Task brief = Go through the entries below and print each one exactly.

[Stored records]
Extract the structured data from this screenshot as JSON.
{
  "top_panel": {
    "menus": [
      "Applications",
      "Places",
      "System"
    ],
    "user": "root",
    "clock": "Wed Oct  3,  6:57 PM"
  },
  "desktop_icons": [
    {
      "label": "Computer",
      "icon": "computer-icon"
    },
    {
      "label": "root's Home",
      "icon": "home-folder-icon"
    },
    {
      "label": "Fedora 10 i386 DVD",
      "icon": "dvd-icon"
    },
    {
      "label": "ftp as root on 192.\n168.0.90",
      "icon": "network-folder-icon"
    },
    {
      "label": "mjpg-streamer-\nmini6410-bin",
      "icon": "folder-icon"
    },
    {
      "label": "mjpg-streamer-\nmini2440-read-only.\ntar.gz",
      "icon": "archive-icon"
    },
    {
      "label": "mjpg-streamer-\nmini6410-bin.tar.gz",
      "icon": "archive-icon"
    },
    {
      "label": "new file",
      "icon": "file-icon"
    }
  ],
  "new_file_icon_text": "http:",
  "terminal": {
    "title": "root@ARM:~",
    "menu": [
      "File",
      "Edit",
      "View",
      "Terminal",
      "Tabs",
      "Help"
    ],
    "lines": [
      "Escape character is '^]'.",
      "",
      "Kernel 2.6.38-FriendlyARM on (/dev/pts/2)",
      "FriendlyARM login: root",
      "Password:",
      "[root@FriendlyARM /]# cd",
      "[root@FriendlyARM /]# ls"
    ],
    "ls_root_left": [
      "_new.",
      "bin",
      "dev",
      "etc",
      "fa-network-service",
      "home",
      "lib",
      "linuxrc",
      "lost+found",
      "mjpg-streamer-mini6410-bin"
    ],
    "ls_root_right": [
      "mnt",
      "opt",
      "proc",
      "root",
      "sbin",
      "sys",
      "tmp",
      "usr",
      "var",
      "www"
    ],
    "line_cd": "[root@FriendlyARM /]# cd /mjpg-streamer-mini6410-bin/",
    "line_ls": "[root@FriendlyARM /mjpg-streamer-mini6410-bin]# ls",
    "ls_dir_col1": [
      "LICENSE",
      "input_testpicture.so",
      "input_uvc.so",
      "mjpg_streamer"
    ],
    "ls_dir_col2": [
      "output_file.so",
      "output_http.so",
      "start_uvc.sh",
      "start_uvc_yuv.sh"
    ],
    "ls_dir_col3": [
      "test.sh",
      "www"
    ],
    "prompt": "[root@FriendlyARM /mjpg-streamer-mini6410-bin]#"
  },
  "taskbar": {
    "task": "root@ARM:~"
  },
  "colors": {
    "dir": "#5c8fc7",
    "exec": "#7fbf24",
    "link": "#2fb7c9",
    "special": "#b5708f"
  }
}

Reply =
Extract the structured data from this screenshot as JSON.
{
  "top_panel": {
    "menus": [
      "Applications",
      "Places",
      "System"
    ],
    "user": "root",
    "clock": "Wed Oct  3,  6:57 PM"
  },
  "desktop_icons": [
    {
      "label": "Computer",
      "icon": "computer-icon"
    },
    {
      "label": "root's Home",
      "icon": "home-folder-icon"
    },
    {
      "label": "Fedora 10 i386 DVD",
      "icon": "dvd-icon"
    },
    {
      "label": "ftp as root on 192.\n168.0.90",
      "icon": "network-folder-icon"
    },
    {
      "label": "mjpg-streamer-\nmini6410-bin",
      "icon": "folder-icon"
    },
    {
      "label": "mjpg-streamer-\nmini2440-read-only.\ntar.gz",
      "icon": "archive-icon"
    },
    {
      "label": "mjpg-streamer-\nmini6410-bin.tar.gz",
      "icon": "archive-icon"
    },
    {
      "label": "new file",
      "icon": "file-icon"
    }
  ],
  "new_file_icon_text": "http:",
  "terminal": {
    "title": "root@ARM:~",
    "menu": [
      "File",
      "Edit",
      "View",
      "Terminal",
      "Tabs",
      "Help"
    ],
    "lines": [
      "Escape character is '^]'.",
      "",
      "Kernel 2.6.38-FriendlyARM on (/dev/pts/2)",
      "FriendlyARM login: root",
      "Password:",
      "[root@FriendlyARM /]# cd",
      "[root@FriendlyARM /]# ls"
    ],
    "ls_root_left": [
      "_new.",
      "bin",
      "dev",
      "etc",
      "fa-network-service",
      "home",
      "lib",
      "linuxrc",
      "lost+found",
      "mjpg-streamer-mini6410-bin"
    ],
    "ls_root_right": [
      "mnt",
      "opt",
      "proc",
      "root",
      "sbin",
      "sys",
      "tmp",
      "usr",
      "var",
      "www"
    ],
    "line_cd": "[root@FriendlyARM /]# cd /mjpg-streamer-mini6410-bin/",
    "line_ls": "[root@FriendlyARM /mjpg-streamer-mini6410-bin]# ls",
    "ls_dir_col1": [
      "LICENSE",
      "input_testpicture.so",
      "input_uvc.so",
      "mjpg_streamer"
    ],
    "ls_dir_col2": [
      "output_file.so",
      "output_http.so",
      "start_uvc.sh",
      "start_uvc_yuv.sh"
    ],
    "ls_dir_col3": [
      "test.sh",
      "www"
    ],
    "prompt": "[root@FriendlyARM /mjpg-streamer-mini6410-bin]#"
  },
  "taskbar": {
    "task": "root@ARM:~"
  },
  "colors": {
    "dir": "#5c8fc7",
    "exec": "#7fbf24",
    "link": "#2fb7c9",
    "special": "#b5708f"
  }
}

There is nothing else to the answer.